> **What is required**: Will you give the material below again, every line exactly as it is?
- - - - -
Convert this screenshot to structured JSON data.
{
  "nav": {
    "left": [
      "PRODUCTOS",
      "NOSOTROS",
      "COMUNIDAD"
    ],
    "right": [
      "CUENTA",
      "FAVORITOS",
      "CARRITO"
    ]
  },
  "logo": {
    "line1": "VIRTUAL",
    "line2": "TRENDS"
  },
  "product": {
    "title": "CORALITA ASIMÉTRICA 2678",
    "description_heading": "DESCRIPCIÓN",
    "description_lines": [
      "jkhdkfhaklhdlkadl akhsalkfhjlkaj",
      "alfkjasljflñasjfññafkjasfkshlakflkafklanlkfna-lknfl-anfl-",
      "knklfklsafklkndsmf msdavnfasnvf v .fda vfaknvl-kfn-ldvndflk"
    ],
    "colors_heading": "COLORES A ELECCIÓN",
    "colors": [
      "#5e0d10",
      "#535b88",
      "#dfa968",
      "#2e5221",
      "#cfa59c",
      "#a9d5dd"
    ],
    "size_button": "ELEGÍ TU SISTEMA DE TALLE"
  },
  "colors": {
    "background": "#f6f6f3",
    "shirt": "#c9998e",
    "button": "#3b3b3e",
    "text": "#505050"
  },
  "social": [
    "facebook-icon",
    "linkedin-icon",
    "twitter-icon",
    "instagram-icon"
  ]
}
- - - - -
> **Worked solution**:
Convert this screenshot to structured JSON data.
{
  "nav": {
    "left": [
      "PRODUCTOS",
      "NOSOTROS",
      "COMUNIDAD"
    ],
    "right": [
      "CUENTA",
      "FAVORITOS",
      "CARRITO"
    ]
  },
  "logo": {
    "line1": "VIRTUAL",
    "line2": "TRENDS"
  },
  "product": {
    "title": "CORALITA ASIMÉTRICA 2678",
    "description_heading": "DESCRIPCIÓN",
    "description_lines": [
      "jkhdkfhaklhdlkadl akhsalkfhjlkaj",
      "alfkjasljflñasjfññafkjasfkshlakflkafklanlkfna-lknfl-anfl-",
      "knklfklsafklkndsmf msdavnfasnvf v .fda vfaknvl-kfn-ldvndflk"
    ],
    "colors_heading": "COLORES A ELECCIÓN",
    "colors": [
      "#5e0d10",
      "#535b88",
      "#dfa968",
      "#2e5221",
      "#cfa59c",
      "#a9d5dd"
    ],
    "size_button": "ELEGÍ TU SISTEMA DE TALLE"
  },
  "colors": {
    "background": "#f6f6f3",
    "shirt": "#c9998e",
    "button": "#3b3b3e",
    "text": "#505050"
  },
  "social": [
    "facebook-icon",
    "linkedin-icon",
    "twitter-icon",
    "instagram-icon"
  ]
}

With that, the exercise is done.